CATHY O’LEARY, MEDICAL EDITOR The West Australian
Health officials have issued a warning to people who received anti-wrinkle treatment at an Applecross beautician, after concerns were raised about illegally imported medicines.
The Department of Health is advising clients who underwent Botox injections at Pastel Skin and Body Care in Applecross to contact a WA Health public health nurse.
The warning follows an investigation which found that the person giving the injections was not a registered nurse and that the medicine had been illegally imported from overseas.
The investigation was triggered after the department received a customer complaint.
As a prescription-only medicine, Botox injections must be prescribed by a medical practitioner and administered by a doctor or nurse.
Deputy chief health officer Andy Robertson said the Botox injections were provided to customers who purchased anti-wrinkle treatment via various internet shopping sites, such as cudo.com.au and deals.com.au.
“Where possible, WA Health is contacting all of the clinic’s clients who have been given injections, but information on some clients is limited,” Dr Robertson said.
“Patients who have undergone anti-wrinkle treatment at Pastel Skin and Body Care within the last year, and who have not received a letter or an email from the Health Department, should contact the public health nurse on 9431 0200 during business hours for further follow-up.”
Dr Robertson said it was important that anyone having Botox injections ensured they were being administered by a trained health practitioner and that they had checked the practitioner’s credentials.
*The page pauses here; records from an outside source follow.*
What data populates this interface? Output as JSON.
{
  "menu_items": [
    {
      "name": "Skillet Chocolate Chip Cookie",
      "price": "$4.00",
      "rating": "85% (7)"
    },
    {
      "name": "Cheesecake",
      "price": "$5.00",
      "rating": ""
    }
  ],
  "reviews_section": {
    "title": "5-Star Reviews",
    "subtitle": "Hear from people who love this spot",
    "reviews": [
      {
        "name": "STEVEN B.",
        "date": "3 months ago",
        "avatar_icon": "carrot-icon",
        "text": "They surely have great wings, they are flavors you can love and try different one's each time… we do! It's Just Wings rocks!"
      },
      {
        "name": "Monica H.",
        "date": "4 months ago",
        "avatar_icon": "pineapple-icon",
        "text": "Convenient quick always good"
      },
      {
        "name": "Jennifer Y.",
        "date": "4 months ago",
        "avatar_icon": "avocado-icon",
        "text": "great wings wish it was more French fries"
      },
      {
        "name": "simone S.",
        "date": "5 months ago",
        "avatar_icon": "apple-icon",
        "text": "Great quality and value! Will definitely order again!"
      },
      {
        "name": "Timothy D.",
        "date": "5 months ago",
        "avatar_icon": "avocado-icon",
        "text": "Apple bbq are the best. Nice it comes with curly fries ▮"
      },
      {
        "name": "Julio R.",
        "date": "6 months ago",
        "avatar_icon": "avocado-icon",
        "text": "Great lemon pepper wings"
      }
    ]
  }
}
Medicine injections from an unlicensed clinic, particularly where the medicine is imported from overseas and is of unknown quality, placed people at greater risk from both the medicine and cross-infection.